What if we saw conflict as sharing punches? As a sort of maze that we both had to go into and navigate together to come out of with some new answers? What if we saw conflict as a process to learn about what hurts us, what we are desperate to defend and how much we want our ideas heard? What if we saw the person we are having conflict with as having the same issues? What if we didn’t see the result of conflict having to have a winner and loser, a right and wrong person? Would we try to avoid it as much?
Sparring is a beautiful example of the kind of conflict I desire. Two of us go in the ring. We both have strengths and skills needing improvement. We both agree to share punches in order to learn about our skills and needs for improvement. We both agree that neither is the cause of our pain, but we can be a stand in to bring up the emotions and difficulties that we each have.

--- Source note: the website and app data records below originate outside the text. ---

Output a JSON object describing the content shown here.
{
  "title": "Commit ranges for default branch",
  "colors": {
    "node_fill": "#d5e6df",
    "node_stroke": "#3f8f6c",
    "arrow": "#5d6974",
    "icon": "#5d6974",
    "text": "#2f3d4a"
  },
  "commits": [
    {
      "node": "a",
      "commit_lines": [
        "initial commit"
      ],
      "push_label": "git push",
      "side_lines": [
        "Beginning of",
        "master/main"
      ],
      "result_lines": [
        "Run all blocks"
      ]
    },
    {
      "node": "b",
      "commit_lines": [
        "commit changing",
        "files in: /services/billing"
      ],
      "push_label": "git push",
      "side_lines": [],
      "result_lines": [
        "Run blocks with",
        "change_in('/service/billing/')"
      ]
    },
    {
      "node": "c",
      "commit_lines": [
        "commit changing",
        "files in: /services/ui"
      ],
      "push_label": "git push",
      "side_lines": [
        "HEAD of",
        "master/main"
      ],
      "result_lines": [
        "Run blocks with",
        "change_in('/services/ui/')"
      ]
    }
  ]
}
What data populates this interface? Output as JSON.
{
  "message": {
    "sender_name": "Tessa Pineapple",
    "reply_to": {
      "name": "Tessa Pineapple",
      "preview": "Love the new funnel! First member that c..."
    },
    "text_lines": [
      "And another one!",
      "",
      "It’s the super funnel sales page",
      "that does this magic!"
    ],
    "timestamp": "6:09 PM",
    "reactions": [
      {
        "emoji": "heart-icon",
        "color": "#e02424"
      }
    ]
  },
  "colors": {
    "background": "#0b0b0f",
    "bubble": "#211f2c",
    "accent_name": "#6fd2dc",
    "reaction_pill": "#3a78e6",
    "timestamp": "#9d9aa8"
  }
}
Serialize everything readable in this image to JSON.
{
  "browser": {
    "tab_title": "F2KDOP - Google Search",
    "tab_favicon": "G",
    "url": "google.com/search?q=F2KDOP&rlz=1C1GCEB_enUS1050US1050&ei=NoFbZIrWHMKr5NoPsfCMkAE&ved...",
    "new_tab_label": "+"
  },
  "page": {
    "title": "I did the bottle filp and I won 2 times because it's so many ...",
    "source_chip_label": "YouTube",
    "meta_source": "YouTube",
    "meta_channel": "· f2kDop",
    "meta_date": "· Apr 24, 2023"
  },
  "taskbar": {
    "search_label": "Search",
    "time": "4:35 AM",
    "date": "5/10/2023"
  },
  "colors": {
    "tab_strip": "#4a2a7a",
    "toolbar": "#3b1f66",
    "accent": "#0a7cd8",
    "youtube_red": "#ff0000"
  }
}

I spar 8 rounds every Friday with my sparring partner. I look forward to this day every week. He agrees to expose my openings and give me an opportunity to make adjustments so I can respond differently, to learn new muscle memory. He agrees to take responsibility for his actions and I agree to take responsibility for my own. It is the most powerful 30 minutes of my week. I get to take all these things spinning around in my head, enter into a maze of conflict and physically work it out. It is a beautiful thing.
Now, I am trying to figure out how to get this same feeling when I have conflict outside of the ring and being physical isn’t the appropriate response. How do I listen to my words as intently as I listen to the punches I deliver in sparring? I like this conundrum and am starting to welcome conflict in small ways. It is still largely uncomfortable and my defenses and emotions make things much muddier, but sometimes I get little glimpses of the sparring feeling when I am in a verbal conflict and I know I am on to something!
It feels so much more honest and engaging and less personal. I also find that I blame the other person a lot less. I am more interested in what I am doing and how I can change up my responses... much like I do in the ring.